James Baldwin. Photo from Allen Warren, https://upload.wikimedia.org/wikipedia/commons/b/b8/.

James Baldwin (1924-1987) was an American novelist, playwright, and social activist. Perhaps one of the best writers of the 20th century, he gained international reputation for his essays and commentaries about civil rights, human equality, and social justice. Baldwin grew up in New York, but moved to Saint Paul de Vence in Southern France in 1970. He lived in an old stone farmhouse high in the hills where he entertained writers and artists on a regular basis. Sadly, Baldwin died from stomach cancer in 1987. He was 63 years old.

I was only 17 years old when I met Mr. Baldwin, and I had the good fortune of having several conversations with him in 1973 and 1974. Reading some of his essays last week, and watching I am Not Your Negro , the Oscar-nominated 2017 documentary based on one of his unfinished  manuscripts, reminded me of this great man who labored tirelessly for social justice. 

“Not everything that is faced can be changed, but nothing can be changed until it is faced,” he wrote in his essay, As much truth as one can bear, (New York Times Book Review, 14 Jan, 1962). Baldwin argued that novelists must be truthful, but the quote has since become a battle cry for those willing to look into the how and why of their own actions.

Becoming aware of one’s own shortcomings; of one’s troubles and areas in need of remedial action is an essential first step toward personal growth and improvement. The assessment tools we use as part of Bronchoscopy International’s multidimensional training program provide opportunities for self-assessment as well as feedback from a coach-mentor or instructor. The best way for feedback to have a positive effect, however, is for the receiver of that feedback to be open to criticism. It is only after awareness occurs, and becomes integrated in the realistic self-image that learners present of themselves, that improvement becomes possible.

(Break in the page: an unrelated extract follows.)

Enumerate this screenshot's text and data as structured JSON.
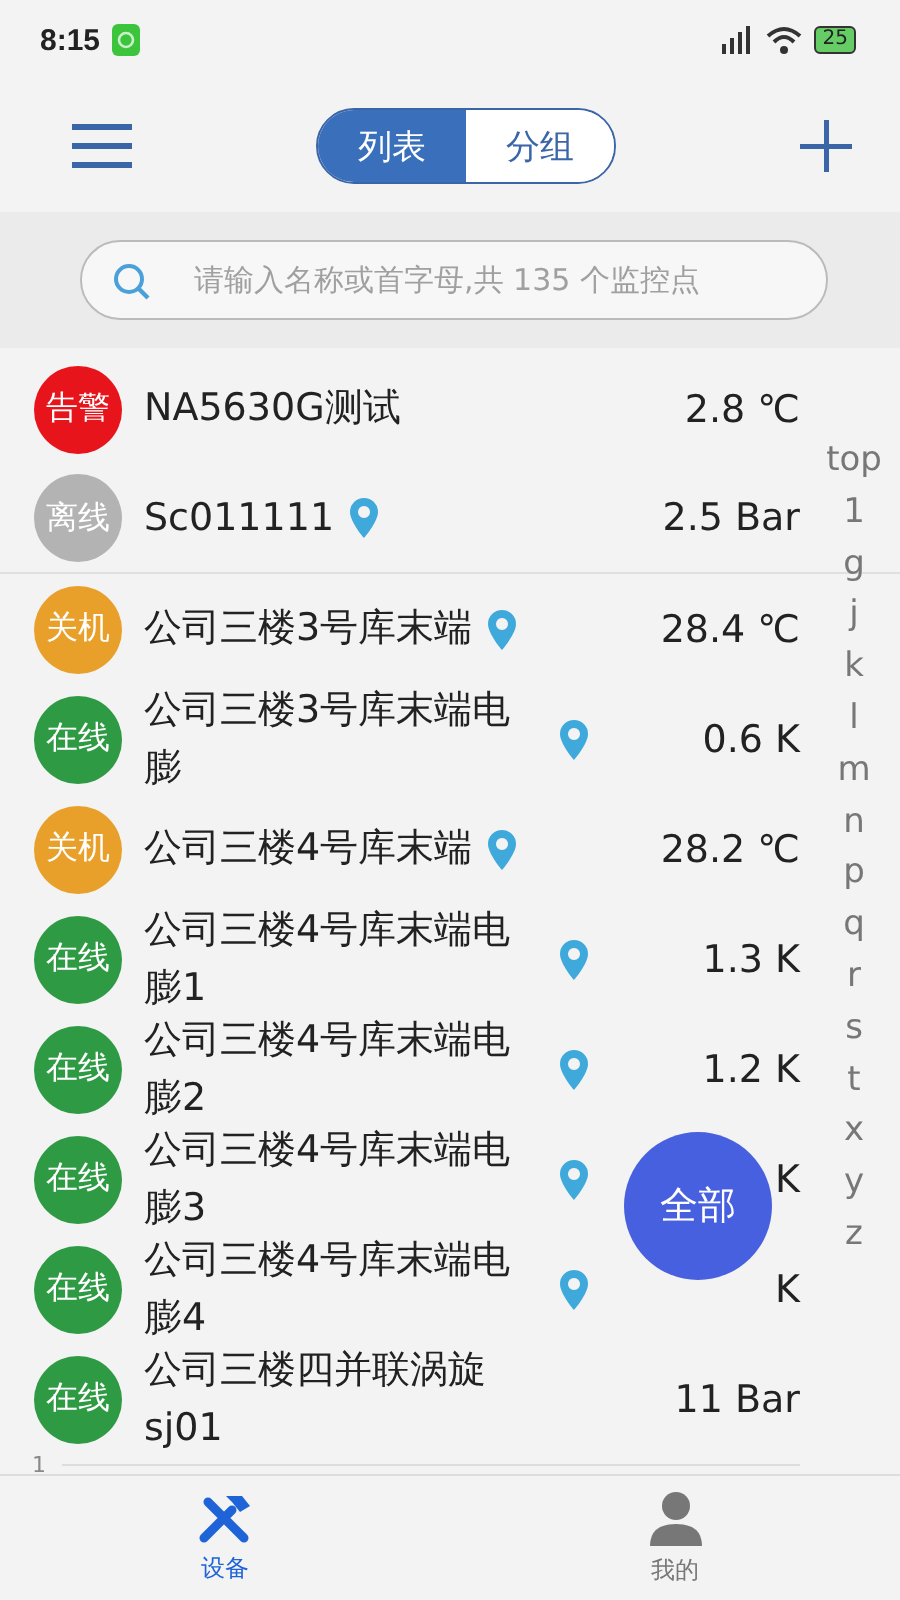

“Not everything that is faced can be changed, but nothing can be changed until it is faced.” It is only human for us to fall back into old habits. It is also our humanity that prevents us from adopting change easily, and from finding the strength within ourselves to pursue excellence despite its costs. Assessment tools such as BSTAT, EBUS-STAT, BTLB-TBNA STAT, UG-STAT and ICC-STAT are easily incorporated into clinical procedure-based training. It takes instructors only minutes to detect areas for improvement, and to implement a plan for individualized task-focused practice. 

While this applies to technical skills, the same holds true for other important aspects of medical practice. Focused, task-specific training based on feedback provided after careful observation of  a simulated “delivering bad news” or “obtaining informed consent” scenario can help us improve communication skills, enhance our understanding of medical ethics, and reinforce a learner’s desire for self-improvement.

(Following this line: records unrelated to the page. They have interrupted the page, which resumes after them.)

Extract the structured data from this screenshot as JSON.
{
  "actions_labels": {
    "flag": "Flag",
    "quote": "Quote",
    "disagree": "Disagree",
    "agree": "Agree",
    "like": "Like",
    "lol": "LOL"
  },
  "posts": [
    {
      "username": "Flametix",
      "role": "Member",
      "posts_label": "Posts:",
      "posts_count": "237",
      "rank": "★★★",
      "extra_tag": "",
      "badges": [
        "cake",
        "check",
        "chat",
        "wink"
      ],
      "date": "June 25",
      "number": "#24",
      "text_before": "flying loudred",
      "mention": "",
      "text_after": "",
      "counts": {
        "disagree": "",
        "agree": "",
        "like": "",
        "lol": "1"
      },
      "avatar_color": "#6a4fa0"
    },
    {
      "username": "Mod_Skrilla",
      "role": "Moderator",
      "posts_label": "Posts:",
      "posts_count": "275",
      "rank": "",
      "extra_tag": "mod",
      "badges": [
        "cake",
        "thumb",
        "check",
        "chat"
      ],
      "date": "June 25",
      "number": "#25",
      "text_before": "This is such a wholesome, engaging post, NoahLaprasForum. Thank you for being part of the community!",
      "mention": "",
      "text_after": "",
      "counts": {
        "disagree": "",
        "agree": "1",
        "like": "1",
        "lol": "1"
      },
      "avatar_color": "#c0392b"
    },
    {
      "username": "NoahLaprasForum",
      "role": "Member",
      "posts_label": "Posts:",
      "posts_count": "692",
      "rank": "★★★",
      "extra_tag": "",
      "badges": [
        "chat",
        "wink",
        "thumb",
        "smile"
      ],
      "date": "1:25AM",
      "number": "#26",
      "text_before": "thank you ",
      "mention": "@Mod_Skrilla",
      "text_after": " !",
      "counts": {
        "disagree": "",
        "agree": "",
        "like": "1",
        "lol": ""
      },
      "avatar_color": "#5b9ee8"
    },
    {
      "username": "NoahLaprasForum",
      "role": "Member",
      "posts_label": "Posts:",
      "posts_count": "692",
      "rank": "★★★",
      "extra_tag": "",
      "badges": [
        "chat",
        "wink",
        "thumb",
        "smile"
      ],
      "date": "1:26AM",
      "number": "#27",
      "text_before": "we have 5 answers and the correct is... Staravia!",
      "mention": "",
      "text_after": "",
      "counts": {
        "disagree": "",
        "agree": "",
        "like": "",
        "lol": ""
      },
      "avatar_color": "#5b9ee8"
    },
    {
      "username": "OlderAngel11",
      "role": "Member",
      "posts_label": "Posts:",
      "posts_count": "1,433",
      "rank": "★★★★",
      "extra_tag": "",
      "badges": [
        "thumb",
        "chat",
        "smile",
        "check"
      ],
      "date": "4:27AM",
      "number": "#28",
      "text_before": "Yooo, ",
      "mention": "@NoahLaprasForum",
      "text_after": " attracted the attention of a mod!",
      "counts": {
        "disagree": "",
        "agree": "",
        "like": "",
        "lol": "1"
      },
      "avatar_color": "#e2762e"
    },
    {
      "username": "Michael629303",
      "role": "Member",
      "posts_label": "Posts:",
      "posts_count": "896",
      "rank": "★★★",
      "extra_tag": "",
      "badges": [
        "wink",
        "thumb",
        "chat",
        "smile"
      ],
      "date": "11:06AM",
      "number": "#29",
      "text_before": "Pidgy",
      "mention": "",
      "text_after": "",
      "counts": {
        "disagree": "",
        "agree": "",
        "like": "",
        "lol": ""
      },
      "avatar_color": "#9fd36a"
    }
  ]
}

“Not everything that is faced can be changed, but nothing can be changed until it is faced.” A major step for many department heads and leaders of national bronchology societies around the world is to question why they themselves have not yet advocated for the use of assessment tools in their training programs. Once these leaders open themselves to the possible answers to this question, there are countless well-trained experts and master instructors available to help them find solutions. 

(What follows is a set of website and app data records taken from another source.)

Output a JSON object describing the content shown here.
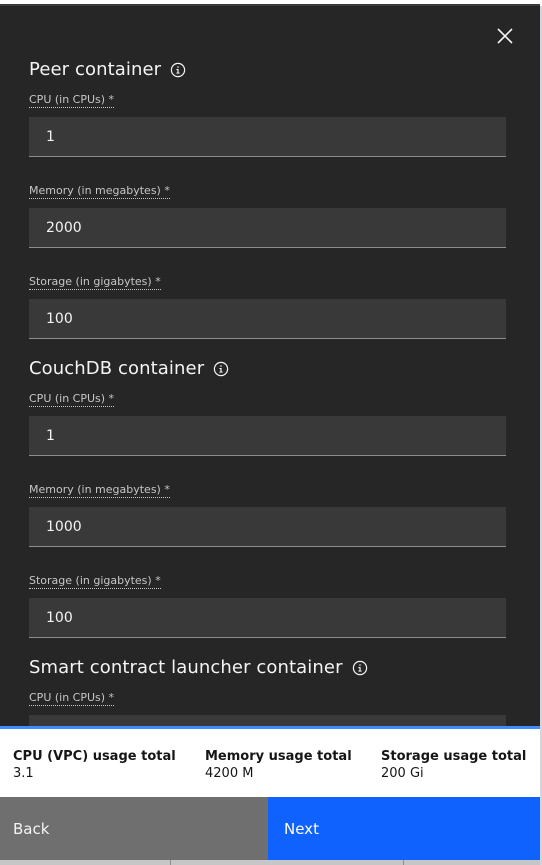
{
  "sections": [
    {
      "title": "Peer container",
      "fields": [
        {
          "label": "CPU (in CPUs) *",
          "value": "1"
        },
        {
          "label": "Memory (in megabytes) *",
          "value": "2000"
        },
        {
          "label": "Storage (in gigabytes) *",
          "value": "100"
        }
      ]
    },
    {
      "title": "CouchDB container",
      "fields": [
        {
          "label": "CPU (in CPUs) *",
          "value": "1"
        },
        {
          "label": "Memory (in megabytes) *",
          "value": "1000"
        },
        {
          "label": "Storage (in gigabytes) *",
          "value": "100"
        }
      ]
    },
    {
      "title": "Smart contract launcher container",
      "fields": [
        {
          "label": "CPU (in CPUs) *",
          "value": ""
        }
      ]
    }
  ],
  "summary": {
    "cpu": {
      "label": "CPU (VPC) usage total",
      "value": "3.1"
    },
    "memory": {
      "label": "Memory usage total",
      "value": "4200 M"
    },
    "storage": {
      "label": "Storage usage total",
      "value": "200 Gi"
    }
  },
  "buttons": {
    "back": "Back",
    "next": "Next"
  },
  "icons": {
    "close": "close-icon",
    "info": "information-icon"
  },
  "colors": {
    "panel": "#262626",
    "field": "#393939",
    "primary": "#0f62fe",
    "secondary": "#6f6f6f",
    "summary_accent": "#3d8bfd"
  }
}
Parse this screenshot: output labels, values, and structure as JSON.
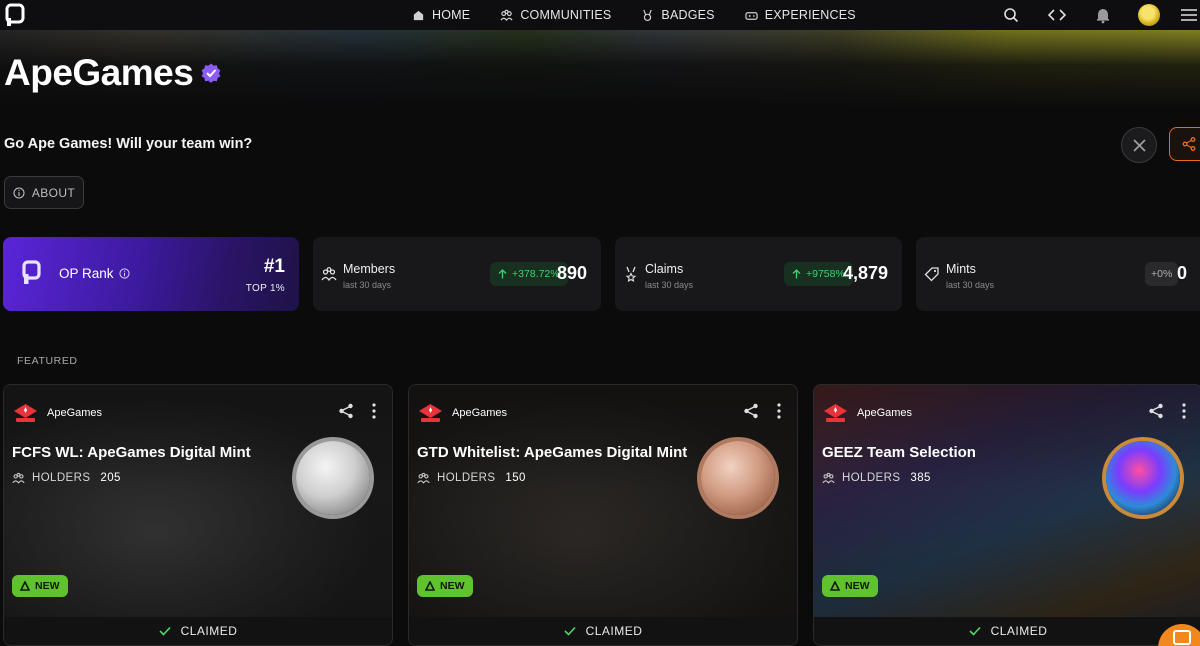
{
  "nav": {
    "links": [
      {
        "label": "HOME",
        "icon": "home-icon"
      },
      {
        "label": "COMMUNITIES",
        "icon": "communities-icon"
      },
      {
        "label": "BADGES",
        "icon": "badge-icon"
      },
      {
        "label": "EXPERIENCES",
        "icon": "gamepad-icon"
      }
    ],
    "icons": [
      "search-icon",
      "code-icon",
      "bell-icon",
      "avatar",
      "menu-icon"
    ]
  },
  "community": {
    "name": "ApeGames",
    "description": "Go Ape Games! Will your team win?",
    "about_label": "ABOUT"
  },
  "stats": {
    "rank": {
      "label": "OP Rank",
      "value": "#1",
      "sub": "TOP 1%"
    },
    "members": {
      "label": "Members",
      "sub": "last 30 days",
      "change": "+378.72%",
      "value": "890"
    },
    "claims": {
      "label": "Claims",
      "sub": "last 30 days",
      "change": "+9758%",
      "value": "4,879"
    },
    "mints": {
      "label": "Mints",
      "sub": "last 30 days",
      "change": "+0%",
      "value": "0"
    }
  },
  "featured_label": "FEATURED",
  "cards": [
    {
      "org": "ApeGames",
      "title": "FCFS WL: ApeGames Digital Mint",
      "holders_label": "HOLDERS",
      "holders": "205",
      "new_label": "NEW",
      "claimed_label": "CLAIMED"
    },
    {
      "org": "ApeGames",
      "title": "GTD Whitelist: ApeGames Digital Mint",
      "holders_label": "HOLDERS",
      "holders": "150",
      "new_label": "NEW",
      "claimed_label": "CLAIMED"
    },
    {
      "org": "ApeGames",
      "title": "GEEZ Team Selection",
      "holders_label": "HOLDERS",
      "holders": "385",
      "new_label": "NEW",
      "claimed_label": "CLAIMED"
    }
  ],
  "colors": {
    "accent_orange": "#e86a1a",
    "rank_purple": "#5a25d8",
    "positive_green": "#3fd36e",
    "new_green": "#5fc22e",
    "verified_purple": "#8b5cf6"
  }
}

Awareness often leads to action, and action leads to achievement.